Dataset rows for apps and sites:

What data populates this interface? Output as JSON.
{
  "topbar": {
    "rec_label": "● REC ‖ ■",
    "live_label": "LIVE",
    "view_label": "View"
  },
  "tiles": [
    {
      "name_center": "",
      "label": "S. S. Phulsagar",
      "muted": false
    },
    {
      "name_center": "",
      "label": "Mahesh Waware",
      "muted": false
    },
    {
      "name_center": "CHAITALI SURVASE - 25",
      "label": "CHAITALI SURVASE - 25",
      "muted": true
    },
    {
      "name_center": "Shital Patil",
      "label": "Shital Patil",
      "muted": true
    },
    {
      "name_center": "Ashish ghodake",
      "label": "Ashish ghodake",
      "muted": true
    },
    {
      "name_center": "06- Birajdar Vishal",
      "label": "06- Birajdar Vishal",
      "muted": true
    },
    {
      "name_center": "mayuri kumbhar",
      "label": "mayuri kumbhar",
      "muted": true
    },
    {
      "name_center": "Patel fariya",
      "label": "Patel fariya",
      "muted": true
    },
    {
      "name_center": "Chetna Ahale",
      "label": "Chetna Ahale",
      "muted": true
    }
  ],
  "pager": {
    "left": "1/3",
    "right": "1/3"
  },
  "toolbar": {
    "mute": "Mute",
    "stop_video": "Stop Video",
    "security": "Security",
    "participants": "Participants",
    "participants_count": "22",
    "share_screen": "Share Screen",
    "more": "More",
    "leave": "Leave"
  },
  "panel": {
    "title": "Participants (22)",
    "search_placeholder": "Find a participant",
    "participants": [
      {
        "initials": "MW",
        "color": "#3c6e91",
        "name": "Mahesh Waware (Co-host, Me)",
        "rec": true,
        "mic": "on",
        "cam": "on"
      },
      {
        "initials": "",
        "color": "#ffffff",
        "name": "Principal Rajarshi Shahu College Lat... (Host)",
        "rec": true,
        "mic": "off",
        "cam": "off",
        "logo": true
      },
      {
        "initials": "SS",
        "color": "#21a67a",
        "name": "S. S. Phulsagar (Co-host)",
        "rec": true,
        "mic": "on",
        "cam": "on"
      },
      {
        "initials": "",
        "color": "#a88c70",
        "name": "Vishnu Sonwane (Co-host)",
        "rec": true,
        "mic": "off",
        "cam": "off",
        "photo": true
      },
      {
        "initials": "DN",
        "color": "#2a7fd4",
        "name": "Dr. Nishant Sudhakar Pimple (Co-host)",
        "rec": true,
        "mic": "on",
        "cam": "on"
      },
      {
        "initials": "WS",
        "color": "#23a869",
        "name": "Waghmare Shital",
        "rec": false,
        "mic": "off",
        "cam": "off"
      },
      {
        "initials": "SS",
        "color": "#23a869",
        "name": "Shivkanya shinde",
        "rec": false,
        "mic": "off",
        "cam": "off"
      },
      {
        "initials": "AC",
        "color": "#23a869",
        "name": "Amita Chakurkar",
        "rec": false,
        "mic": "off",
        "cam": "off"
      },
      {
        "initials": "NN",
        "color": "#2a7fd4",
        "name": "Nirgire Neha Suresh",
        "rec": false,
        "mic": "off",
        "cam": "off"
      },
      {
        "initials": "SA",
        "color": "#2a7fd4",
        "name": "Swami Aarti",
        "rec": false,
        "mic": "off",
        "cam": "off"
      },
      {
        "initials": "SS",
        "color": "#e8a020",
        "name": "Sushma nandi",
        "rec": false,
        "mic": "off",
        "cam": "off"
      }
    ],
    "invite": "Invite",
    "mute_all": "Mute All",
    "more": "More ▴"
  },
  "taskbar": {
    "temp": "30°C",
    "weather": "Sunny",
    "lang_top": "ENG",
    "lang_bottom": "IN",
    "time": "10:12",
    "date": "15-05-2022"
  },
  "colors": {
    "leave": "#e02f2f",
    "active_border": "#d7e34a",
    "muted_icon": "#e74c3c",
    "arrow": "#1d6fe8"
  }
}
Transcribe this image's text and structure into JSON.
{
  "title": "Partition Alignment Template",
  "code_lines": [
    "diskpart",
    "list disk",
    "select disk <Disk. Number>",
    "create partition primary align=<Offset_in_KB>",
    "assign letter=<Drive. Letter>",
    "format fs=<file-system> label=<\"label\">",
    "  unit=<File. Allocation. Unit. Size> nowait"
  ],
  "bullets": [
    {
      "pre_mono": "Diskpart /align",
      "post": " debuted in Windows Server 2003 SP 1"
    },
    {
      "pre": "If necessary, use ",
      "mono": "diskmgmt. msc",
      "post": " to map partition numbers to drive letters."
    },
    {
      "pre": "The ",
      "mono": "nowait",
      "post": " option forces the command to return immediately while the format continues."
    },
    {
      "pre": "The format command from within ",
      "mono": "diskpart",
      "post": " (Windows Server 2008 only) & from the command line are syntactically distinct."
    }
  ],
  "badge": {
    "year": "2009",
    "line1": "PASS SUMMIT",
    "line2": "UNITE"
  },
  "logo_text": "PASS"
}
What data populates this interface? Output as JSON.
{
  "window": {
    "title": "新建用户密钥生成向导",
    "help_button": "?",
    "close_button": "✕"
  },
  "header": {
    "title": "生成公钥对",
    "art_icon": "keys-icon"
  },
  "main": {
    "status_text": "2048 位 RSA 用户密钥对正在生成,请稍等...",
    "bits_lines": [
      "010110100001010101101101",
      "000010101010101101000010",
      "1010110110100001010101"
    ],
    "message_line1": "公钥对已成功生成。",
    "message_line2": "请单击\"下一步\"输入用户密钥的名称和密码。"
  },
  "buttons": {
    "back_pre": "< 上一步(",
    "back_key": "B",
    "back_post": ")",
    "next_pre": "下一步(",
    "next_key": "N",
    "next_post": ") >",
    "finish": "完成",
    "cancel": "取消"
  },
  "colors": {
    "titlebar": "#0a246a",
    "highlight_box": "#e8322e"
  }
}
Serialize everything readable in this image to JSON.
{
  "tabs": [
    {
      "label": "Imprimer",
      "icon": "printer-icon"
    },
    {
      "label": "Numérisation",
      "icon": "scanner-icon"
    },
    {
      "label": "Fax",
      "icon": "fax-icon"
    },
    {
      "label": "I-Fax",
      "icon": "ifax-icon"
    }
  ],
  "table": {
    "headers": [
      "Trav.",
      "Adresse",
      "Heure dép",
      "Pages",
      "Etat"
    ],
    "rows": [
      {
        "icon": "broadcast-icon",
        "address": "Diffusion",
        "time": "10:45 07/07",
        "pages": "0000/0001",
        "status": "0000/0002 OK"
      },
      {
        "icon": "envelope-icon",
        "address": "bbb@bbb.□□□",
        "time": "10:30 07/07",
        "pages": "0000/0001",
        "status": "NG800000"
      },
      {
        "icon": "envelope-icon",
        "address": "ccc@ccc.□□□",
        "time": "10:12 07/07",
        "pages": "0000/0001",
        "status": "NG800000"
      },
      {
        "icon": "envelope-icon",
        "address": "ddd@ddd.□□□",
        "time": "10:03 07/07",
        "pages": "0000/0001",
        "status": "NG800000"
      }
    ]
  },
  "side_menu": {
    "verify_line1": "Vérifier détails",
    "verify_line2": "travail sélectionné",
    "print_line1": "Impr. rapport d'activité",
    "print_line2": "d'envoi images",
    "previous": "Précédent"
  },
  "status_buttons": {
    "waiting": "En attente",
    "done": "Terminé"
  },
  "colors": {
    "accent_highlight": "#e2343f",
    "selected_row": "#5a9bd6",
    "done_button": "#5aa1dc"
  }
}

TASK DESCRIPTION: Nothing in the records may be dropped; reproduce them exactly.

SOLUTION TO THIS EXERCISE:
What data populates this interface? Output as JSON.
{
  "topbar": {
    "rec_label": "● REC ‖ ■",
    "live_label": "LIVE",
    "view_label": "View"
  },
  "tiles": [
    {
      "name_center": "",
      "label": "S. S. Phulsagar",
      "muted": false
    },
    {
      "name_center": "",
      "label": "Mahesh Waware",
      "muted": false
    },
    {
      "name_center": "CHAITALI SURVASE - 25",
      "label": "CHAITALI SURVASE - 25",
      "muted": true
    },
    {
      "name_center": "Shital Patil",
      "label": "Shital Patil",
      "muted": true
    },
    {
      "name_center": "Ashish ghodake",
      "label": "Ashish ghodake",
      "muted": true
    },
    {
      "name_center": "06- Birajdar Vishal",
      "label": "06- Birajdar Vishal",
      "muted": true
    },
    {
      "name_center": "mayuri kumbhar",
      "label": "mayuri kumbhar",
      "muted": true
    },
    {
      "name_center": "Patel fariya",
      "label": "Patel fariya",
      "muted": true
    },
    {
      "name_center": "Chetna Ahale",
      "label": "Chetna Ahale",
      "muted": true
    }
  ],
  "pager": {
    "left": "1/3",
    "right": "1/3"
  },
  "toolbar": {
    "mute": "Mute",
    "stop_video": "Stop Video",
    "security": "Security",
    "participants": "Participants",
    "participants_count": "22",
    "share_screen": "Share Screen",
    "more": "More",
    "leave": "Leave"
  },
  "panel": {
    "title": "Participants (22)",
    "search_placeholder": "Find a participant",
    "participants": [
      {
        "initials": "MW",
        "color": "#3c6e91",
        "name": "Mahesh Waware (Co-host, Me)",
        "rec": true,
        "mic": "on",
        "cam": "on"
      },
      {
        "initials": "",
        "color": "#ffffff",
        "name": "Principal Rajarshi Shahu College Lat... (Host)",
        "rec": true,
        "mic": "off",
        "cam": "off",
        "logo": true
      },
      {
        "initials": "SS",
        "color": "#21a67a",
        "name": "S. S. Phulsagar (Co-host)",
        "rec": true,
        "mic": "on",
        "cam": "on"
      },
      {
        "initials": "",
        "color": "#a88c70",
        "name": "Vishnu Sonwane (Co-host)",
        "rec": true,
        "mic": "off",
        "cam": "off",
        "photo": true
      },
      {
        "initials": "DN",
        "color": "#2a7fd4",
        "name": "Dr. Nishant Sudhakar Pimple (Co-host)",
        "rec": true,
        "mic": "on",
        "cam": "on"
      },
      {
        "initials": "WS",
        "color": "#23a869",
        "name": "Waghmare Shital",
        "rec": false,
        "mic": "off",
        "cam": "off"
      },
      {
        "initials": "SS",
        "color": "#23a869",
        "name": "Shivkanya shinde",
        "rec": false,
        "mic": "off",
        "cam": "off"
      },
      {
        "initials": "AC",
        "color": "#23a869",
        "name": "Amita Chakurkar",
        "rec": false,
        "mic": "off",
        "cam": "off"
      },
      {
        "initials": "NN",
        "color": "#2a7fd4",
        "name": "Nirgire Neha Suresh",
        "rec": false,
        "mic": "off",
        "cam": "off"
      },
      {
        "initials": "SA",
        "color": "#2a7fd4",
        "name": "Swami Aarti",
        "rec": false,
        "mic": "off",
        "cam": "off"
      },
      {
        "initials": "SS",
        "color": "#e8a020",
        "name": "Sushma nandi",
        "rec": false,
        "mic": "off",
        "cam": "off"
      }
    ],
    "invite": "Invite",
    "mute_all": "Mute All",
    "more": "More ▴"
  },
  "taskbar": {
    "temp": "30°C",
    "weather": "Sunny",
    "lang_top": "ENG",
    "lang_bottom": "IN",
    "time": "10:12",
    "date": "15-05-2022"
  },
  "colors": {
    "leave": "#e02f2f",
    "active_border": "#d7e34a",
    "muted_icon": "#e74c3c",
    "arrow": "#1d6fe8"
  }
}
Transcribe this image's text and structure into JSON.
{
  "title": "Partition Alignment Template",
  "code_lines": [
    "diskpart",
    "list disk",
    "select disk <Disk. Number>",
    "create partition primary align=<Offset_in_KB>",
    "assign letter=<Drive. Letter>",
    "format fs=<file-system> label=<\"label\">",
    "  unit=<File. Allocation. Unit. Size> nowait"
  ],
  "bullets": [
    {
      "pre_mono": "Diskpart /align",
      "post": " debuted in Windows Server 2003 SP 1"
    },
    {
      "pre": "If necessary, use ",
      "mono": "diskmgmt. msc",
      "post": " to map partition numbers to drive letters."
    },
    {
      "pre": "The ",
      "mono": "nowait",
      "post": " option forces the command to return immediately while the format continues."
    },
    {
      "pre": "The format command from within ",
      "mono": "diskpart",
      "post": " (Windows Server 2008 only) & from the command line are syntactically distinct."
    }
  ],
  "badge": {
    "year": "2009",
    "line1": "PASS SUMMIT",
    "line2": "UNITE"
  },
  "logo_text": "PASS"
}
What data populates this interface? Output as JSON.
{
  "window": {
    "title": "新建用户密钥生成向导",
    "help_button": "?",
    "close_button": "✕"
  },
  "header": {
    "title": "生成公钥对",
    "art_icon": "keys-icon"
  },
  "main": {
    "status_text": "2048 位 RSA 用户密钥对正在生成,请稍等...",
    "bits_lines": [
      "010110100001010101101101",
      "000010101010101101000010",
      "1010110110100001010101"
    ],
    "message_line1": "公钥对已成功生成。",
    "message_line2": "请单击\"下一步\"输入用户密钥的名称和密码。"
  },
  "buttons": {
    "back_pre": "< 上一步(",
    "back_key": "B",
    "back_post": ")",
    "next_pre": "下一步(",
    "next_key": "N",
    "next_post": ") >",
    "finish": "完成",
    "cancel": "取消"
  },
  "colors": {
    "titlebar": "#0a246a",
    "highlight_box": "#e8322e"
  }
}
Serialize everything readable in this image to JSON.
{
  "tabs": [
    {
      "label": "Imprimer",
      "icon": "printer-icon"
    },
    {
      "label": "Numérisation",
      "icon": "scanner-icon"
    },
    {
      "label": "Fax",
      "icon": "fax-icon"
    },
    {
      "label": "I-Fax",
      "icon": "ifax-icon"
    }
  ],
  "table": {
    "headers": [
      "Trav.",
      "Adresse",
      "Heure dép",
      "Pages",
      "Etat"
    ],
    "rows": [
      {
        "icon": "broadcast-icon",
        "address": "Diffusion",
        "time": "10:45 07/07",
        "pages": "0000/0001",
        "status": "0000/0002 OK"
      },
      {
        "icon": "envelope-icon",
        "address": "bbb@bbb.□□□",
        "time": "10:30 07/07",
        "pages": "0000/0001",
        "status": "NG800000"
      },
      {
        "icon": "envelope-icon",
        "address": "ccc@ccc.□□□",
        "time": "10:12 07/07",
        "pages": "0000/0001",
        "status": "NG800000"
      },
      {
        "icon": "envelope-icon",
        "address": "ddd@ddd.□□□",
        "time": "10:03 07/07",
        "pages": "0000/0001",
        "status": "NG800000"
      }
    ]
  },
  "side_menu": {
    "verify_line1": "Vérifier détails",
    "verify_line2": "travail sélectionné",
    "print_line1": "Impr. rapport d'activité",
    "print_line2": "d'envoi images",
    "previous": "Précédent"
  },
  "status_buttons": {
    "waiting": "En attente",
    "done": "Terminé"
  },
  "colors": {
    "accent_highlight": "#e2343f",
    "selected_row": "#5a9bd6",
    "done_button": "#5aa1dc"
  }
}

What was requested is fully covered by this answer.